**Exercise:**
Your reply must be the number of lines in the entries that hold the word "this", and nothing else.

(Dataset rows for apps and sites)

:::::

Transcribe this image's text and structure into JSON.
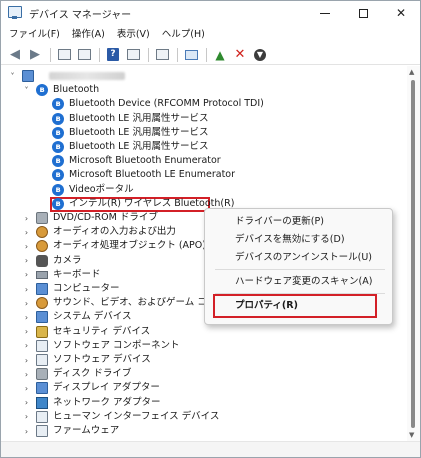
{
  "window": {
    "title": "デバイス マネージャー",
    "controls": {
      "minimize": "—",
      "maximize": "□",
      "close": "✕"
    }
  },
  "menubar": {
    "items": [
      "ファイル(F)",
      "操作(A)",
      "表示(V)",
      "ヘルプ(H)"
    ]
  },
  "toolbar": {
    "icons": [
      "back-arrow-icon",
      "forward-arrow-icon",
      "properties-sheet-icon",
      "console-tree-icon",
      "help-icon",
      "view-icon",
      "scan-hardware-icon",
      "monitor-icon",
      "update-driver-icon",
      "uninstall-icon",
      "disable-icon"
    ]
  },
  "tree": {
    "root_label_obscured": true,
    "bluetooth": {
      "label": "Bluetooth",
      "children": [
        "Bluetooth Device (RFCOMM Protocol TDI)",
        "Bluetooth LE 汎用属性サービス",
        "Bluetooth LE 汎用属性サービス",
        "Bluetooth LE 汎用属性サービス",
        "Microsoft Bluetooth Enumerator",
        "Microsoft Bluetooth LE Enumerator",
        "Videoポータル",
        "インテル(R) ワイヤレス Bluetooth(R)"
      ]
    },
    "categories": [
      "DVD/CD-ROM ドライブ",
      "オーディオの入力および出力",
      "オーディオ処理オブジェクト (APO)",
      "カメラ",
      "キーボード",
      "コンピューター",
      "サウンド、ビデオ、およびゲーム コントローラー",
      "システム デバイス",
      "セキュリティ デバイス",
      "ソフトウェア コンポーネント",
      "ソフトウェア デバイス",
      "ディスク ドライブ",
      "ディスプレイ アダプター",
      "ネットワーク アダプター",
      "ヒューマン インターフェイス デバイス",
      "ファームウェア"
    ]
  },
  "context_menu": {
    "items": [
      "ドライバーの更新(P)",
      "デバイスを無効にする(D)",
      "デバイスのアンインストール(U)",
      "ハードウェア変更のスキャン(A)",
      "プロパティ(R)"
    ]
  },
  "colors": {
    "highlight_red": "#d32027",
    "bluetooth_blue": "#1f6fd1"
  }
}
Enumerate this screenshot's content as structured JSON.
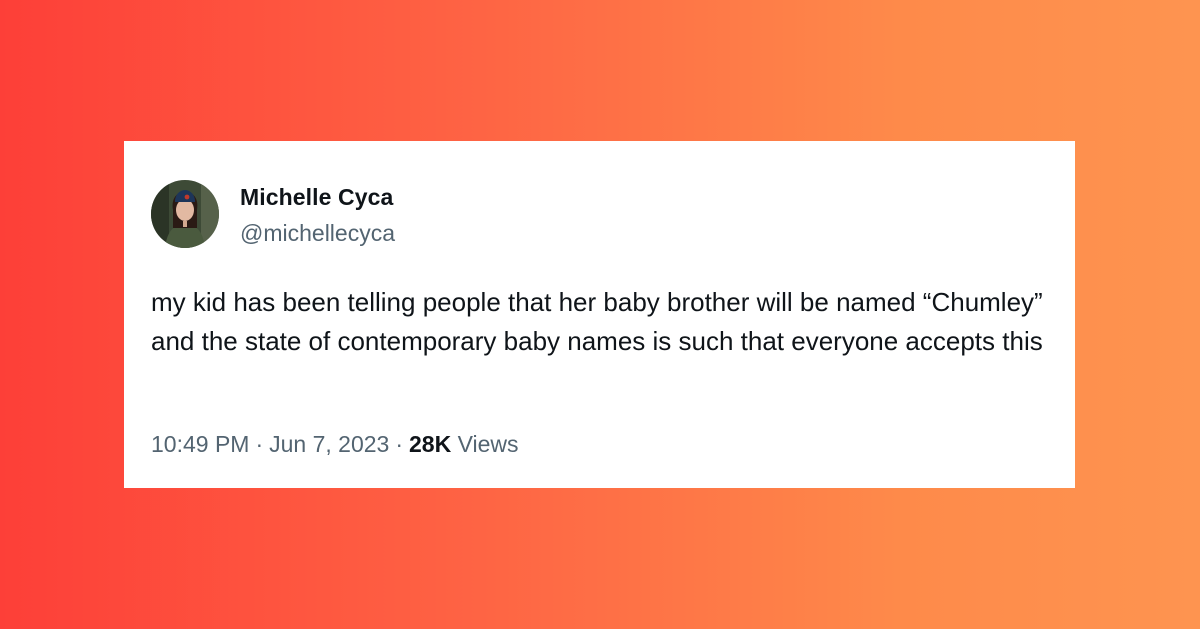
{
  "tweet": {
    "author": {
      "display_name": "Michelle Cyca",
      "handle": "@michellecyca",
      "avatar_icon": "profile-photo"
    },
    "text": "my kid has been telling people that her baby brother will be named “Chumley” and the state of contemporary baby names is such that everyone accepts this",
    "time": "10:49 PM",
    "separator": "·",
    "date": "Jun 7, 2023",
    "views_count": "28K",
    "views_label": "Views"
  },
  "colors": {
    "background_gradient_start": "#fd3f38",
    "background_gradient_end": "#fe9450",
    "card_background": "#ffffff",
    "primary_text": "#0f1419",
    "secondary_text": "#536471"
  }
}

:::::

**Solution:**
3